ASSIGNMENT = Please copy out each line of the listing that contains the word "boot".

::::

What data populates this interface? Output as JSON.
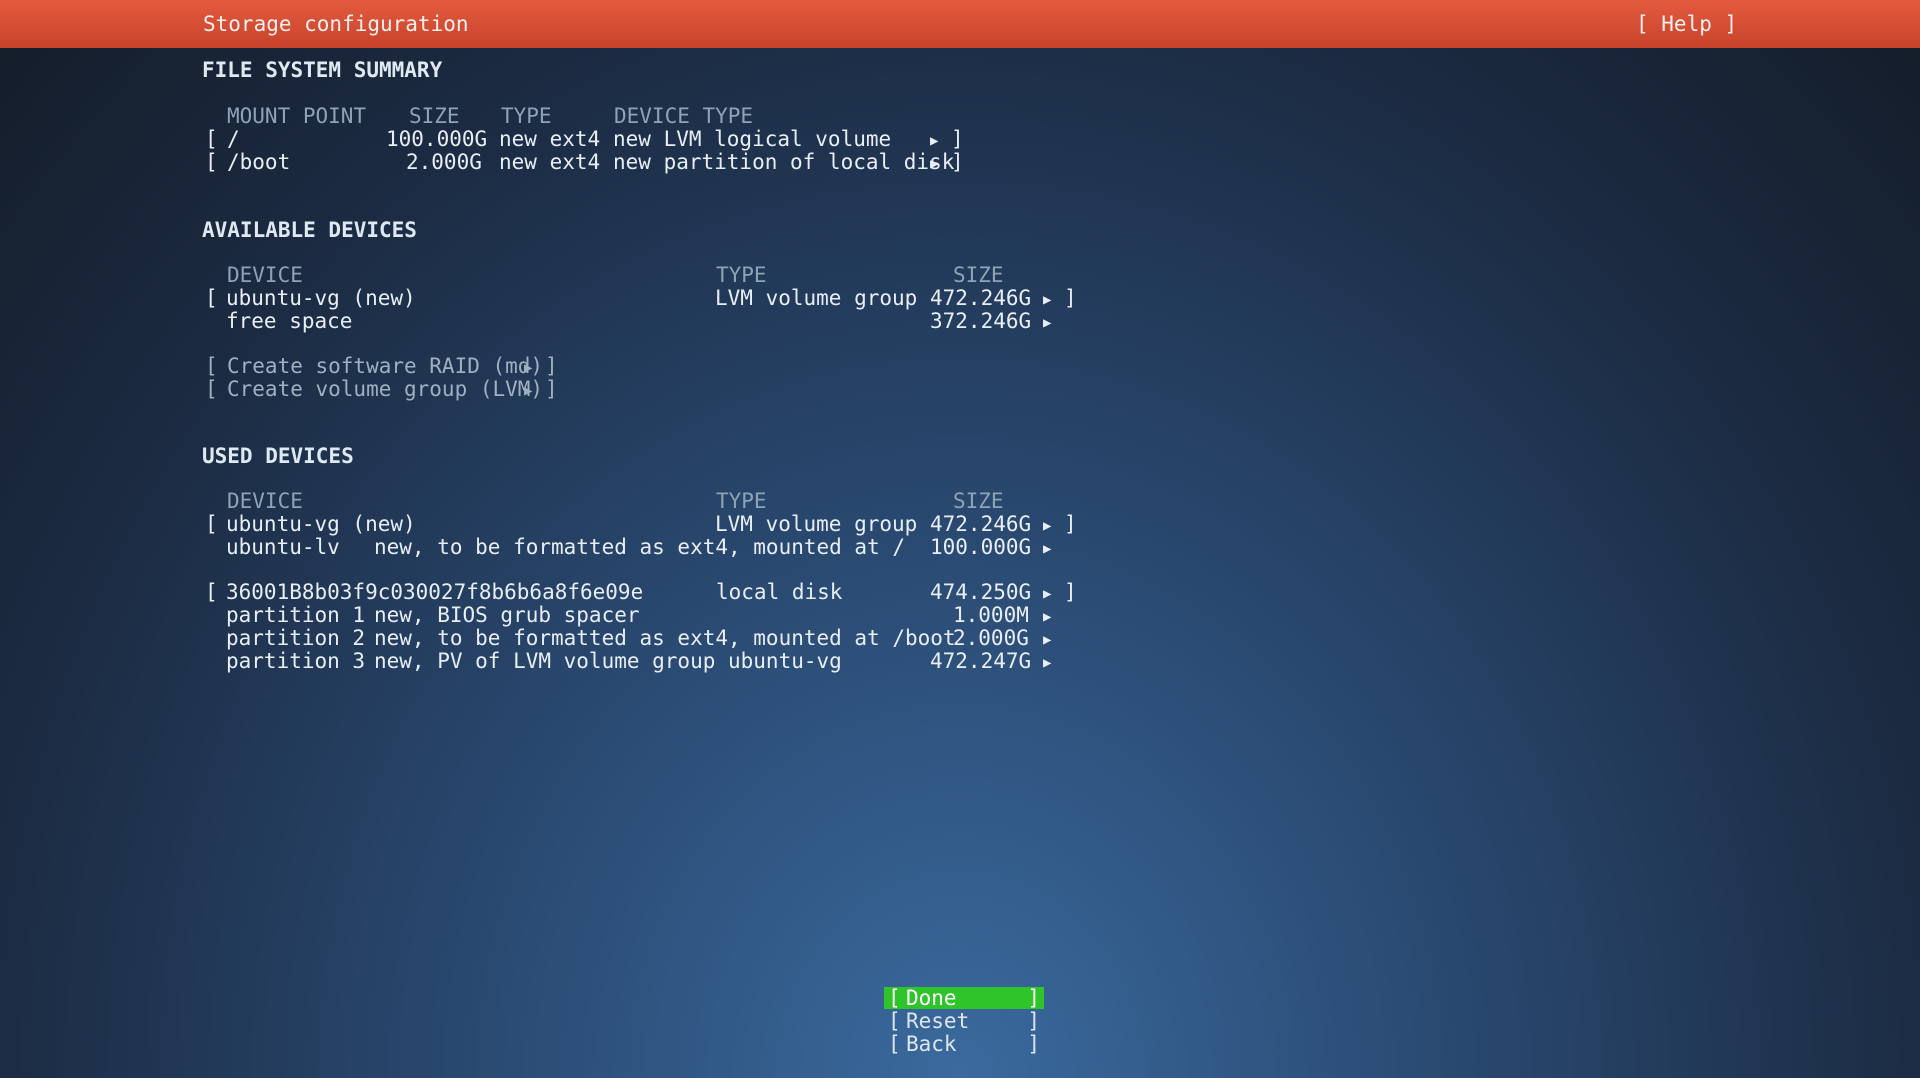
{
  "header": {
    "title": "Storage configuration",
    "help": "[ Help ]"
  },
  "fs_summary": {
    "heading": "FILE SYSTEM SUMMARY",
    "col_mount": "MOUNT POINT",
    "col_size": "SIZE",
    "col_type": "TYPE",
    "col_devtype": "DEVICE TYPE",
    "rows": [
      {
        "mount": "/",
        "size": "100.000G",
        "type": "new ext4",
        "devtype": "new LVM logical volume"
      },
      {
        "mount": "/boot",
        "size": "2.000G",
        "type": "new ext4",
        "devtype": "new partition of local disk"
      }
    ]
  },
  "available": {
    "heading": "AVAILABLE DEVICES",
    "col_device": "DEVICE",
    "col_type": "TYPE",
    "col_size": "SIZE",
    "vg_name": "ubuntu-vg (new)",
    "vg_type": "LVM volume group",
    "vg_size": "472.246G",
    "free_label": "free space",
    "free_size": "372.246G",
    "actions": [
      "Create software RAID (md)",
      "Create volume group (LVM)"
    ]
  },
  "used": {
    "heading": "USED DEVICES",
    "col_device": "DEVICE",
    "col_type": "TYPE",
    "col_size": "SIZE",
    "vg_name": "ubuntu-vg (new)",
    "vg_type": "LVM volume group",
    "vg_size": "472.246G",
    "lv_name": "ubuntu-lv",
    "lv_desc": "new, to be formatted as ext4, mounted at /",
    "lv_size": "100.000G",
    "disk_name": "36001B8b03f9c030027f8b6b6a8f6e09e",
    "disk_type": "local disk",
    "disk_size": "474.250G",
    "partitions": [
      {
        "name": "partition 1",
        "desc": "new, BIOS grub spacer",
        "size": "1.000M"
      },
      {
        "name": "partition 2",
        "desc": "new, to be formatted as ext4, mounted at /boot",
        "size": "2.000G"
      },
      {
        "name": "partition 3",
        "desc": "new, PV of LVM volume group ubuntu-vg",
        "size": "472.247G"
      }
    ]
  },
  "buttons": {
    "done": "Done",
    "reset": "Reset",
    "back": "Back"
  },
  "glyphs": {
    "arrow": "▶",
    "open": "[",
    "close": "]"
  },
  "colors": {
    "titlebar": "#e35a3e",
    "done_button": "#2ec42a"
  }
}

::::

EXERCISE OUTPUT =
        "mount": "/boot",
        "desc": "new, to be formatted as ext4, mounted at /boot",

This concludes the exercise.